12 slides PowerPoint Presentation of Art history 101the slides must be in Prehistory through the Gothic period.

Creating a PowerPoint Presentation

Your project will be based on your analysis of an original work of art. You can choose any paintings, sculptures, decorative objects, pieces of furniture or stained glass windows, etc. exhibited in any of the museums listed below, so long as they were created sometime between Prehistory and the Gothic period. (Since this project is designed to compare/contrast two works of art, BOTH of your selections must come from within the scope of our class. Feel free to ask me if you are unsure of your selections. Ensure you are fully identifying your artworks (by artist, title, date, medium, current location, cultural origin, dimensions, and style). If you cannot make an in-person visit to a museum, you may select works of art from a museum’s online collection. Once again, the foremost requirement is that the work(s) belong to a style, movement, or time period covered in ART 101.

You may choose any application to create your presentation, but it must be in the format of a slide show and saved as a .ppt or .pptx file. Your presentation must include both images and bullet points to explain your artwork. Your project must include a minimum of 500 words of text (not including the title page and any applicable footnotes/bibliography).

1) To start, you will create a slide presentation of at least 10 slides. Using PowerPoint, or another application of your choice, you will then arrange your images and informational points. This is an observational project. Your observations should be illuminated by the material from class. Outside research is not required. If you would like to include outside research, you are welcome to do so, but it must be properly credited. Please use the MLA style for all citations/bibliographic information. Failing to properly credit quoted, paraphrased or borrowed material puts your work at risk of being misconstrued as plagiarized. See here for guidance on citing sources: https://owl.english.purdue.edu/owl/resource/747/01/.

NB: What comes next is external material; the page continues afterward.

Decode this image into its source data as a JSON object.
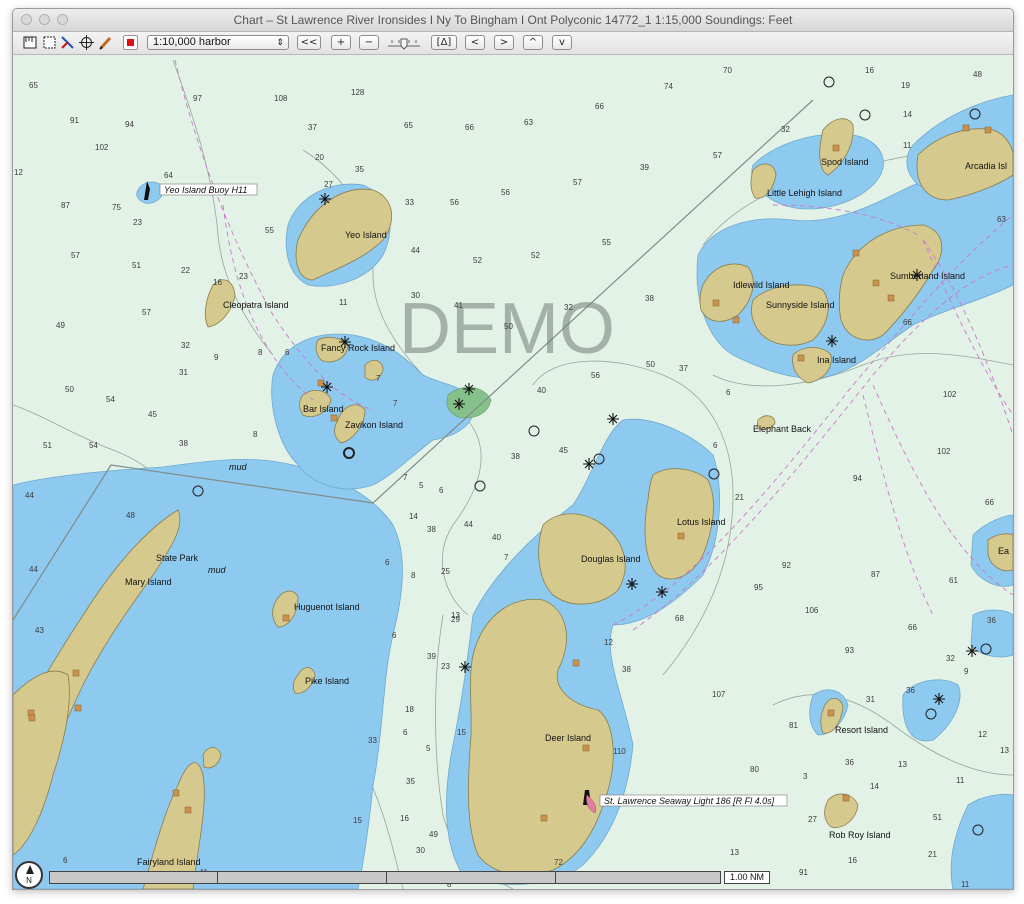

2) A *typical* project will spend the first 5 slides (or more) describing the form and content of an artwork chosen from a museum featured on the preceding page. (Remember, this work of art MUST come from within the scope of our course, Prehistory through the Gothic period.) You should discuss your work in detail using at least 5 terms learned in class (i.e. sculpture in the round, complementary colors, iconography, etc.) and possibly providing some background about the artist (but not more than 1 slide). You should address how the form and content are interacting (i.e. does the artist’s choice of medium enhance or detract from the narrative/subject or the message they are sending to the viewer?) Remember the form includes such factors as size, shape and placement of the work’s formal and compositional elements. The content includes the narrative or story that is conveyed in the artwork; in other words, a work’s content is its subject matter.

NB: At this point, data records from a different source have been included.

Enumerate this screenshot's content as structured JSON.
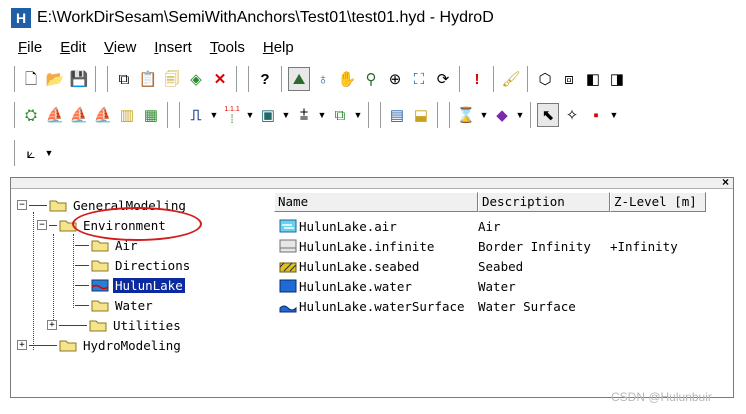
{
  "window": {
    "title": "E:\\WorkDirSesam\\SemiWithAnchors\\Test01\\test01.hyd - HydroD",
    "app_icon_letter": "H"
  },
  "menu": [
    {
      "accel": "F",
      "rest": "ile"
    },
    {
      "accel": "E",
      "rest": "dit"
    },
    {
      "accel": "V",
      "rest": "iew"
    },
    {
      "accel": "I",
      "rest": "nsert"
    },
    {
      "accel": "T",
      "rest": "ools"
    },
    {
      "accel": "H",
      "rest": "elp"
    }
  ],
  "toolbar": {
    "new_glyph": "🗋",
    "open_glyph": "📂",
    "save_glyph": "💾",
    "copy_glyph": "⧉",
    "paste_glyph": "📋",
    "props_glyph": "🗐",
    "layers_glyph": "◈",
    "delete_glyph": "✕",
    "help_glyph": "?",
    "select_glyph": "⛰",
    "pick_glyph": "♁",
    "pan_glyph": "✋",
    "zoom_glyph": "⚲",
    "zoomwin_glyph": "⊕",
    "fit_glyph": "⛶",
    "rotate_glyph": "⟳",
    "alert_glyph": "!",
    "brush_glyph": "🖌",
    "cube_glyph": "⬡",
    "cube2_glyph": "⧈",
    "cube3_glyph": "◧",
    "cube4_glyph": "◨",
    "r2_glyphs": [
      "⛭",
      "⛵",
      "⛵",
      "⛵",
      "▥",
      "▦",
      "⎍",
      "⁞",
      "▣",
      "⩲",
      "⧉",
      "▤",
      "⬓",
      "⌛",
      "◆",
      "⬉",
      "✧",
      "▪"
    ],
    "label_111": "1.1.1",
    "axis_glyph": "⟀"
  },
  "panel": {
    "close_glyph": "×"
  },
  "tree": {
    "general": "GeneralModeling",
    "environment": "Environment",
    "air": "Air",
    "directions": "Directions",
    "hulunlake": "HulunLake",
    "water": "Water",
    "utilities": "Utilities",
    "hydro": "HydroModeling",
    "minus": "−",
    "plus": "+"
  },
  "list": {
    "headers": [
      "Name",
      "Description",
      "Z-Level [m]"
    ],
    "rows": [
      {
        "name": "HulunLake.air",
        "desc": "Air",
        "z": ""
      },
      {
        "name": "HulunLake.infinite",
        "desc": "Border Infinity",
        "z": "+Infinity"
      },
      {
        "name": "HulunLake.seabed",
        "desc": "Seabed",
        "z": ""
      },
      {
        "name": "HulunLake.water",
        "desc": "Water",
        "z": ""
      },
      {
        "name": "HulunLake.waterSurface",
        "desc": "Water Surface",
        "z": ""
      }
    ]
  },
  "watermark": "CSDN @Hulunbuir",
  "colors": {
    "selection": "#0a2a9e",
    "folder": "#f5e48c",
    "annotation": "#d21d1d"
  }
}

3) The rest of the project should be spent comparing/contrasting the object to at least one other work that we discussed in class. In the next 5 slides (or more), you should talk about how the works are similar and/or different. If you decide to do outside research you may want to talk about the work’s significance or the social/cultural context that influenced its creation. How is the work a political statement or how does it show an innovative style, for example. Feel free to compare your work to more than one other artwork or to show photographs or diagrams that help to illustrate your points.

I suggest the following organization:

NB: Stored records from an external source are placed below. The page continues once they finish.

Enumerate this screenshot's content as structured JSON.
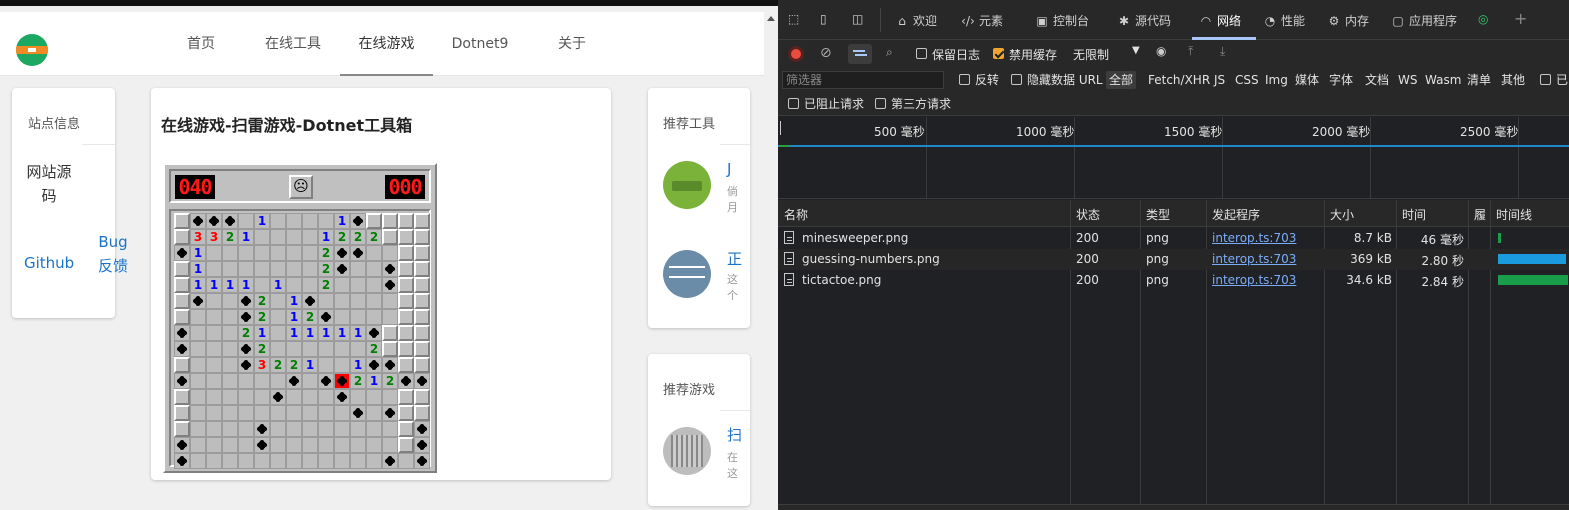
{
  "nav": {
    "items": [
      "首页",
      "在线工具",
      "在线游戏",
      "Dotnet9",
      "关于"
    ],
    "active_index": 2
  },
  "site_info": {
    "title": "站点信息",
    "source_link": "网站源码",
    "github_link": "Github",
    "bug_link": "Bug反馈"
  },
  "game": {
    "title": "在线游戏-扫雷游戏-Dotnet工具箱",
    "mines_counter": "040",
    "timer": "000",
    "face": "☹"
  },
  "recommend_tools": {
    "title": "推荐工具",
    "items": [
      {
        "title_fragment": "J",
        "desc_fragment": "倘 月"
      },
      {
        "title_fragment": "正",
        "desc_fragment": "这 个"
      }
    ]
  },
  "recommend_games": {
    "title": "推荐游戏",
    "items": [
      {
        "title_fragment": "扫",
        "desc_fragment": "在 这"
      }
    ]
  },
  "devtools": {
    "tabs": [
      {
        "icon": "welcome-icon",
        "label": "欢迎"
      },
      {
        "icon": "elements-icon",
        "label": "元素"
      },
      {
        "icon": "console-icon",
        "label": "控制台"
      },
      {
        "icon": "sources-icon",
        "label": "源代码"
      },
      {
        "icon": "network-icon",
        "label": "网络"
      },
      {
        "icon": "performance-icon",
        "label": "性能"
      },
      {
        "icon": "memory-icon",
        "label": "内存"
      },
      {
        "icon": "application-icon",
        "label": "应用程序"
      }
    ],
    "active_tab": "网络",
    "toolbar": {
      "preserve_log": "保留日志",
      "disable_cache": "禁用缓存",
      "throttle": "无限制"
    },
    "filter": {
      "placeholder": "筛选器",
      "invert": "反转",
      "hide_data_urls": "隐藏数据 URL",
      "types": [
        "全部",
        "Fetch/XHR",
        "JS",
        "CSS",
        "Img",
        "媒体",
        "字体",
        "文档",
        "WS",
        "Wasm",
        "清单",
        "其他"
      ],
      "active_type": "全部",
      "blocked_requests": "已阻止请求",
      "third_party": "第三方请求",
      "trailing_fragment": "已"
    },
    "timeline_ticks": [
      "500 毫秒",
      "1000 毫秒",
      "1500 毫秒",
      "2000 毫秒",
      "2500 毫秒"
    ],
    "columns": [
      "名称",
      "状态",
      "类型",
      "发起程序",
      "大小",
      "时间",
      "履",
      "时间线"
    ],
    "rows": [
      {
        "name": "minesweeper.png",
        "status": "200",
        "type": "png",
        "initiator": "interop.ts:703",
        "size": "8.7 kB",
        "time": "46 毫秒",
        "waterfall": 0.01
      },
      {
        "name": "guessing-numbers.png",
        "status": "200",
        "type": "png",
        "initiator": "interop.ts:703",
        "size": "369 kB",
        "time": "2.80 秒",
        "waterfall": 0.95
      },
      {
        "name": "tictactoe.png",
        "status": "200",
        "type": "png",
        "initiator": "interop.ts:703",
        "size": "34.6 kB",
        "time": "2.84 秒",
        "waterfall": 0.97
      }
    ],
    "colors": {
      "accent": "#a8c7fa",
      "link": "#7cacf8",
      "waterfall_blue": "#1a9be0",
      "waterfall_green": "#1a9d4a",
      "checkbox": "#f0a531"
    }
  }
}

Slide 1: Title slide
Slide 2: An image of your selected artwork (with artist, title, date, location)
Slide 3: Bullet points describing your artwork
Slide 4: More bullet points describing your artwork
Slide 5: Image of a detail(s)of your artwork
Slide 6: Bullet points describing that detail and its significance
Slide 7: Image of your comparison artwork from class
Slide 8: Bullet points describing the comparison
Slide 9: More bullet points describing the comparison
Slide 10: Other images (different views of your artwork or other comparisons)
Slide 11: Bullet points summarizing your major ideas
Slide 12: Footnotes/Works Cited

At least 5 slides should include bullet points of the most important aspects of your analysis. Feel free to include close-ups and details of the artworks to help explain your points.

In your bullet points, do not copy any sentences or parts of sentences from any publication or website from the museum’s label or audio guide. If you decide to include anyone else’s ideas or words, limit it to a few words and add a footnote or endnote at the end of the presentation (final slide). Again, if you do not include footnotes you are committing plagiarism. Plagiarism is a serious academic offense. In most cases, plagiarism will result in failure of the assignment and, possibly, the course.